Family outing to the northeast areas of Taiwan! Here’s an index to help you keep track of the various places:
- Fulong Bike Trail
- Fulong Train Station
- Fulong Visitor Center
- Beiguan Tidal Park
- Bubble Milk Tea Cultural Hall
1. Fulong Bike Trail
First order of business is to bike along the Fulong coast! Again as with Bali, there are plenty of places to rent bikes once you get here, so no worries about fitting your bike into your trunk. The roads are paved, and there’s usually a dedicated bike lane, plus clear signs directing you to the tunnel. Along the way you get beautiful views of the railroad, and ocean.
The tunnel is what most people are here for, though. It’s roughly 2.2 km long, for bikes only, and if you get bored of staring at the pretty tiles on the ground there are speakers playing jolly music to help you move along. It’s a pretty cool concept, opening a bike tunnel right next to a train tunnel, and the inside is well maintained.
Taken perilously as I avoided veering into the opposite “lane”:
For really loud noises and fast moving objects stand next to the entrance of the big train tunnel, then wait for a train to whiz pass. Here, I failed twice to unzip my phone out of my pocket, slide open the camera app, and adjust the focus in time before the train leaves.
2. Fulong Train Station
Coming back to the train station, there are people waiting to buy tickets and/or bentos. Fulong is famous for their railroad bentos, so you’ll see that most stores around the area are selling exactly that.
It’s actually a pretty typical Taiwanese bento: some vegetables, an egg, assorted meats.
The station itself has got a nice nostalgia-made-of-wood feel, and today the platform is rather empty because of aforementioned Chinese New Year. Fulong is a rural city, so to travel far people either drive or take the train.
Ticketing booth for all classes, all aboard the Polar Express!
3. Fulong Visitor Center
A little ways from the train station is the visitor center, which you should really visit! I liked it a lot; I rarely find visitor centers that have put so much thought into the exhibitions, and have professionals at each station explaining/fielding questions.
This one on the left is a wooden carving and sculpture exhibition. Taiwan experiences a lot of tropical typhoons, which brings a lot of driftwood to the shores. This project was sponsored as part of an ecological conservation effort, and the driftwood were remade into different sculptures.
Wooden people playing volleyball! With a wooden net!
I asked the guide why there are glasses of water behind some sculptures (it looks to me like it’s the ones that are glossed), and he said that it’s to prevent the wood from drying out in an air conditioned room. Nifty, eh?
This one is like Moby Dick, but the whale seems more friendly.
Up on the second floor there is an area on waves, with these jellyfish domes hiding fun facts about surfers and surf lingo.
A sand sculpture! Sand sculpting is done layer by layer, and you have to wait for the previous layers to dry out before starting the next one. Once you finish sculpting, the artist will seal it all off with a spray type of glue.
4. Beiguan Tidal Park

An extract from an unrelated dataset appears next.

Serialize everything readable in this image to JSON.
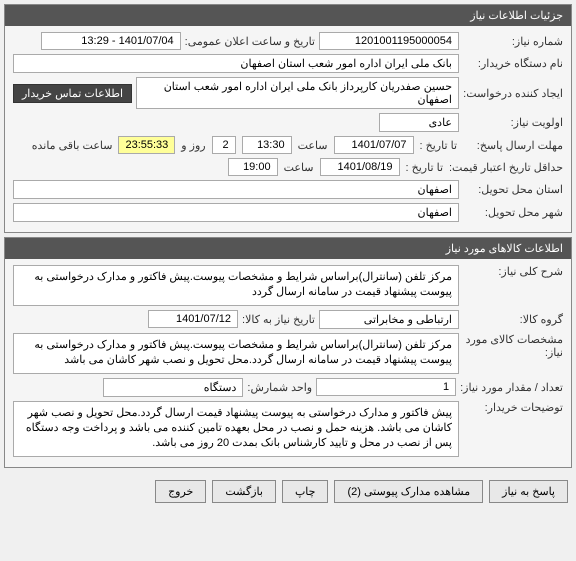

More sea and more rocks. If you walk straight down from the parking lot there is a stretch of stores selling assorted fresh and dried seafood, but we’re here for the great outdoors, right? Right? The map tells us so.
Continue walking down to see the cannons that used to be here, as a relic of an old military base.
This area is called “A Sliver of Sky”, and I watched many people take advantage of this wonderful photo op with a selfie stick.
The northeast coast of Taiwan is quite rocky, it would appear.
Keep going down and you can find a very long flight of stairs (which is better than a wall of rocks tbh), and you just take your sweet time going up and up and up and around and up and up…
Until you get to the top of the observation deck! Nice.
There’s a person fishing on the rocks. As always, I don’t know how that person got to that location in the first place.
5. Bubble Milk Tea Cultural Hall
A museum for boba! I personally am not a huge fan of boba, but it sure is interesting. Here’s our guide, telling us that boba is an internationally acclaimed drink because the people who bring boba into each new market know how to use local teas and tweak the flavor to match local preferences. In Latin America, for example, the boba is sweeter.
This boba museum’s specialty is putting boba into a lightbulb glass, and when our guide asked us why it’s in a lightbulb I said it’s because boba is the light of Taiwan. That’s incorrect. It’s actually because the museum is housed in an environmentally friendly building, so the bottles are all the lightbulbs that they save by being so green. Metaphorically.
The lightbulb boba served with crisp waffles! The tea and the pearls were aite. I preferred the waffles, which I’m pretty sure were bought from somewhere else.
The adventure continues in Part II!